The Community Action for a Renewed Environment (CARE) Program, funded by the Environmental Protection Agency (EPA), is a way for San Luis Valley communities to organize and take action to reduce environmental health hazards. Through education and community involvement, the San Luis Valley Ecosystem Council, in partnership with the public health departments around the valley, local businesses, and community members will work to assess the environmental health of the San Luis Valley.
Here is an article that appeared in the Valley Courier on May 17:
Earth Days Honored at Valley Schools
Unpredictable springtime weather and busy schedules did not prevent schools and students from honoring Earth Days this year, although times and activities varied. Centauri Middle School held its Earth Day event last Friday featuring presentations by the Forest Service, community projects, and the Conejos Clean Water (CCW) and the San Luis Valley Ecosystem Council (SLVEC) nonprofits. These organizations conduct waste management programs and are providing education to students and the public about proper waste disposal and recycling to reduce waste buildups.
Kristina Crowder, Project Coordinator for the Ecosystem Council, noted that Centauri students and staff were delighted to recognize their peers in a brochure detailing last year’s illegal dump cleanups in Conejos County, a joint effort by the Council and CCW. “We ran out of these fast,” said Crowder, “and I’m glad these clean-ups had such a positive impact on the students.”
In addition to recreational and wildlife opportunities offered by public lands, Forest Service staffers Andrea Jones and Daniel Lopez reviewed job opportunities for students interested in pursuing careers with the agency. Other presentations at Centauri’s school gym were rounded out by Abe Rosenburg representing the Valleybound Antonito School and Community Garden, and Maury Grimm with Nature’s Table on foraging edible wild plants.
Principal Tyler Huffaker and CCW Coordinator Anna Lee Vargas organized Centauri’s Earth Day, involving over 100 students. Vargas, herself a graduate of Centauri, noted “it was great being back at my old middle school and to help educate on these problems.”

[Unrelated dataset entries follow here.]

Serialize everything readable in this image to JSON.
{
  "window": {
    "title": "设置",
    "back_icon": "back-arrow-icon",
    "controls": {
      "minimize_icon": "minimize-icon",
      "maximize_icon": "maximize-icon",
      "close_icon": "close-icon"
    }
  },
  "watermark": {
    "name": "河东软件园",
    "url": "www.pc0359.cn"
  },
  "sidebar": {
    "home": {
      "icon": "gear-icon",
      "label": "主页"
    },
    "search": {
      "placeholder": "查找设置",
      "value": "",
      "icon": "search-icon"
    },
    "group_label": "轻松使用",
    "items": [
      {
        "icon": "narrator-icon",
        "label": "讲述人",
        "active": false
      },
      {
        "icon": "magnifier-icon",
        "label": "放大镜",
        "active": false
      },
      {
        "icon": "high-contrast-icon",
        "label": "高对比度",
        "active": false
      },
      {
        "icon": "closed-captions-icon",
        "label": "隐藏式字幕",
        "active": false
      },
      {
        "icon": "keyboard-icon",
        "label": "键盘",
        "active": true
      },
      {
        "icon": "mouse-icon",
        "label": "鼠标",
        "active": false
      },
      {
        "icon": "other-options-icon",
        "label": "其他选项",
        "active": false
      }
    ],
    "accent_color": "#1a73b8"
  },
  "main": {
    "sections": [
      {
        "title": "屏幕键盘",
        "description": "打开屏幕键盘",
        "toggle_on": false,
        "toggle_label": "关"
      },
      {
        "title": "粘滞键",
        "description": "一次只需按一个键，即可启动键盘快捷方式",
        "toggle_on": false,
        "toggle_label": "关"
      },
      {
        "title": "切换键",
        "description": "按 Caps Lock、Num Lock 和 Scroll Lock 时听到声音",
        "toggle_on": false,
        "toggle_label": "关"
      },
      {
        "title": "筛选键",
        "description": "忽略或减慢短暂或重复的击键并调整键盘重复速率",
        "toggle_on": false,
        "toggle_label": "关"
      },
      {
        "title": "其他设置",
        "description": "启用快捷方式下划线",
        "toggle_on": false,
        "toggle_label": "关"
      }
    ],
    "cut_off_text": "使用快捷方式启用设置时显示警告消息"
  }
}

Centauri’s event added to a series of presentations to Valley schools, including some in April with the Center School District for their annual service days cleaning up trash around the town’s community park and canal, and Ortega Middle School in Alamosa, addressing waste management and recycling. All told, about 300 middle school students in these various events received the Earth Day message or participated in some way to help out.
Following a successful program startup in Conejos and Costilla counties, a second waste management grant from USDA is making it possible to extend services to Alamosa and Saguache counties. A clean-up is being planned for one of Alamosa’s worst dump sites, and the potential for transfer stations is also under review.
Serving the north end of the Valley, the extended program also addresses Saguache County’s landfill operation which has been costly to operate. Engineering assistance to the program is being provided by Eric Toledo of Rural Community Assistance Corporation.
Also noted was the Ecosystem Council’s participation in Adam State’s annual Earth Fest, including the river clean-up covered in an earlier Courier article.